We’ve all heard the famous quote from Henry Adams, “A teacher affects eternity: he can never tell where his influence stops.” Chances are you even have a coffee mug with those very words written alongside a bright red apple. Read the quote again, but this time believe it, because it’s true. Do you have a teacher from your school years who you carry around in your heart? YOU are that person to your students. Be proud. Remind yourself of the importance of your profession. If you look at yourself as “just a teacher” then you perpetuate our poor public image. You are a professional educator, an expert in your field. Never lose sight of the importance of your role in society.
There is no doubt that teaching has its down side as does every profession. You cannot focus on the negative. As soon as you feel yourself getting bogged down, find something to celebrate. Instead of focusing on test scores or the fact that you will not see the top of your desk until the beginning of June, center your attention on your students. Sit them down and have a share session about what they are learning. You will feel joy replace the feeling of negativity as you listen to them. It’s also important to surround yourself with positive and like-minded peers. If you find yourself in a room full of crabby complainers, leave the room. Seek out the teachers and administrators who are enthusiastic about education. It’s easy to moan and complain. It’s much more difficult, but much more rewarding, to focus your attention on what is going well.

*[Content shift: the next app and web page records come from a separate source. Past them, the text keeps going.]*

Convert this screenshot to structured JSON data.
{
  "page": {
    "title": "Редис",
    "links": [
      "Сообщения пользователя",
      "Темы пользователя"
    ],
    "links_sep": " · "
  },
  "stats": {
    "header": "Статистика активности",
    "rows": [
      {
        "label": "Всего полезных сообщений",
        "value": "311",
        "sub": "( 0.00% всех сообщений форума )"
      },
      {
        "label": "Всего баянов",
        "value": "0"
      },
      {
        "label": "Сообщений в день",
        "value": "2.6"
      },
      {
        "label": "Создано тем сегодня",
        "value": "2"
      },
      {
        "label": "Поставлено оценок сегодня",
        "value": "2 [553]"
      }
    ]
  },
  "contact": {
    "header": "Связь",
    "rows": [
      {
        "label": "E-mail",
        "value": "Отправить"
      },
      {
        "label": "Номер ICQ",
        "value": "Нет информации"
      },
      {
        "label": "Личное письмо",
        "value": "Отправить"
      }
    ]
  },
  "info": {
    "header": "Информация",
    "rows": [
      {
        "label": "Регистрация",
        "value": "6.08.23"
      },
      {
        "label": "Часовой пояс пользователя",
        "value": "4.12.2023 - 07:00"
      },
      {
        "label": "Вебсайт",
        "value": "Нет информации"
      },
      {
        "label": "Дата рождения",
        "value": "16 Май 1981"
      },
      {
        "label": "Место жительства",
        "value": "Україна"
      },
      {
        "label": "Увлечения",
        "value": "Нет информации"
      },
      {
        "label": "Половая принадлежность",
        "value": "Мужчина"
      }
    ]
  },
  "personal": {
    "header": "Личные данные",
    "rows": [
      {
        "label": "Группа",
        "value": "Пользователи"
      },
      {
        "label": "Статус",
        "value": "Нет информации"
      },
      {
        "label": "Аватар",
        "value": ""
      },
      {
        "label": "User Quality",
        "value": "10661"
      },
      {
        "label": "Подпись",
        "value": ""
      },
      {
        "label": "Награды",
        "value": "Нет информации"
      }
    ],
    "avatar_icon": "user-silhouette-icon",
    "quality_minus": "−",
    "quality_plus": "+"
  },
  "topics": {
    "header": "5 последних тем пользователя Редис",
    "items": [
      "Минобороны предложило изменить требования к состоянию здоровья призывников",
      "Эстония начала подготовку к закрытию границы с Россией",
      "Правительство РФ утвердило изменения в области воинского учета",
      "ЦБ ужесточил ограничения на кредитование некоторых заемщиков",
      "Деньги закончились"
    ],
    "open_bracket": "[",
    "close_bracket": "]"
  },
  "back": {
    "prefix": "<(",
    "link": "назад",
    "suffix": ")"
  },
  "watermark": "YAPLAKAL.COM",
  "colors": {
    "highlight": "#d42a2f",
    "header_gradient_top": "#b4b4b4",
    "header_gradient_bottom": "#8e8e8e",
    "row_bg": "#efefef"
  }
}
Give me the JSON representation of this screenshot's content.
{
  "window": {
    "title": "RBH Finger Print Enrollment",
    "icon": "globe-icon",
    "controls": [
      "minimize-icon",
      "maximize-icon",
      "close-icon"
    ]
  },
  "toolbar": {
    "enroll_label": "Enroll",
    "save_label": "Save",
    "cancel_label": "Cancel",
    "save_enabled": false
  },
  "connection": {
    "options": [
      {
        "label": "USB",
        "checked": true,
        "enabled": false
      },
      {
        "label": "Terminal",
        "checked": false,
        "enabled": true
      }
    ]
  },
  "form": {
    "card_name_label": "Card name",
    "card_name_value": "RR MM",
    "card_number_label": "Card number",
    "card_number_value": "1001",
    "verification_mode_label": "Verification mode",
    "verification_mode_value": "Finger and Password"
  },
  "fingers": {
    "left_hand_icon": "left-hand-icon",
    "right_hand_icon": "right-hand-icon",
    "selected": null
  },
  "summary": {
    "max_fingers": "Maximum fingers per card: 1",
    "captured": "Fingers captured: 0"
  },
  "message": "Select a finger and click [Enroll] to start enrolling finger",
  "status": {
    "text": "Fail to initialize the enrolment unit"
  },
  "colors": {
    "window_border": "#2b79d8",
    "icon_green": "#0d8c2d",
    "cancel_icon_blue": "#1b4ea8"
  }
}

Together, using these six principles, we can turn this around. We can change public perception of education from the inside out.
Download the article here.